───── Data ─────
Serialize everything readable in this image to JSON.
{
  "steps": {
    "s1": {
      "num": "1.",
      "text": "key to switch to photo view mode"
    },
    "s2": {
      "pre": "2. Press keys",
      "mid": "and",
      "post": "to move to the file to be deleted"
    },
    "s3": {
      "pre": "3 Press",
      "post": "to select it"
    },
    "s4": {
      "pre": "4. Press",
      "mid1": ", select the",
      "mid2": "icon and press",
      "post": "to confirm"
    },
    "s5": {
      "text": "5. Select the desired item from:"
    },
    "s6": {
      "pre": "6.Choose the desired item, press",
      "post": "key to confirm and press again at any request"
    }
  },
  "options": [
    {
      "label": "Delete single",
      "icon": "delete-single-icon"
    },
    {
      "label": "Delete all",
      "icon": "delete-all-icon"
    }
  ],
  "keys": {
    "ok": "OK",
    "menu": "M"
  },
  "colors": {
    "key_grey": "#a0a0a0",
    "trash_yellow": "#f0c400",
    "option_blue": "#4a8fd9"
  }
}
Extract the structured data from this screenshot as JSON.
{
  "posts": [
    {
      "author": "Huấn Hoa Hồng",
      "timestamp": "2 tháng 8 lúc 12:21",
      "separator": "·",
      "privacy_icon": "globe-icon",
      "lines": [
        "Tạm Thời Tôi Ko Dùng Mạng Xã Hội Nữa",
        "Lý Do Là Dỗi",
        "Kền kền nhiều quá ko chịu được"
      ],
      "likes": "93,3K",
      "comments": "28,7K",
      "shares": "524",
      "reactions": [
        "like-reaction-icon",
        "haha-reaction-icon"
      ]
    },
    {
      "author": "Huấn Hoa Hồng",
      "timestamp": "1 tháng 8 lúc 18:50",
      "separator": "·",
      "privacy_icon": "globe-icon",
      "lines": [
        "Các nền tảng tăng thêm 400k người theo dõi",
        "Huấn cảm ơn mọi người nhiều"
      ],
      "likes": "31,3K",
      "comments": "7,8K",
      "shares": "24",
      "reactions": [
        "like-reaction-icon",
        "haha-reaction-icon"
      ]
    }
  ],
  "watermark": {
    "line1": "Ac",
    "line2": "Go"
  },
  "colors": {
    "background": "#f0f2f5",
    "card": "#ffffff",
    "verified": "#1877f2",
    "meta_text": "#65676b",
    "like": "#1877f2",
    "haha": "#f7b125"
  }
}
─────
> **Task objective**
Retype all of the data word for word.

> **Written response**
Serialize everything readable in this image to JSON.
{
  "steps": {
    "s1": {
      "num": "1.",
      "text": "key to switch to photo view mode"
    },
    "s2": {
      "pre": "2. Press keys",
      "mid": "and",
      "post": "to move to the file to be deleted"
    },
    "s3": {
      "pre": "3 Press",
      "post": "to select it"
    },
    "s4": {
      "pre": "4. Press",
      "mid1": ", select the",
      "mid2": "icon and press",
      "post": "to confirm"
    },
    "s5": {
      "text": "5. Select the desired item from:"
    },
    "s6": {
      "pre": "6.Choose the desired item, press",
      "post": "key to confirm and press again at any request"
    }
  },
  "options": [
    {
      "label": "Delete single",
      "icon": "delete-single-icon"
    },
    {
      "label": "Delete all",
      "icon": "delete-all-icon"
    }
  ],
  "keys": {
    "ok": "OK",
    "menu": "M"
  },
  "colors": {
    "key_grey": "#a0a0a0",
    "trash_yellow": "#f0c400",
    "option_blue": "#4a8fd9"
  }
}
Extract the structured data from this screenshot as JSON.
{
  "posts": [
    {
      "author": "Huấn Hoa Hồng",
      "timestamp": "2 tháng 8 lúc 12:21",
      "separator": "·",
      "privacy_icon": "globe-icon",
      "lines": [
        "Tạm Thời Tôi Ko Dùng Mạng Xã Hội Nữa",
        "Lý Do Là Dỗi",
        "Kền kền nhiều quá ko chịu được"
      ],
      "likes": "93,3K",
      "comments": "28,7K",
      "shares": "524",
      "reactions": [
        "like-reaction-icon",
        "haha-reaction-icon"
      ]
    },
    {
      "author": "Huấn Hoa Hồng",
      "timestamp": "1 tháng 8 lúc 18:50",
      "separator": "·",
      "privacy_icon": "globe-icon",
      "lines": [
        "Các nền tảng tăng thêm 400k người theo dõi",
        "Huấn cảm ơn mọi người nhiều"
      ],
      "likes": "31,3K",
      "comments": "7,8K",
      "shares": "24",
      "reactions": [
        "like-reaction-icon",
        "haha-reaction-icon"
      ]
    }
  ],
  "watermark": {
    "line1": "Ac",
    "line2": "Go"
  },
  "colors": {
    "background": "#f0f2f5",
    "card": "#ffffff",
    "verified": "#1877f2",
    "meta_text": "#65676b",
    "like": "#1877f2",
    "haha": "#f7b125"
  }
}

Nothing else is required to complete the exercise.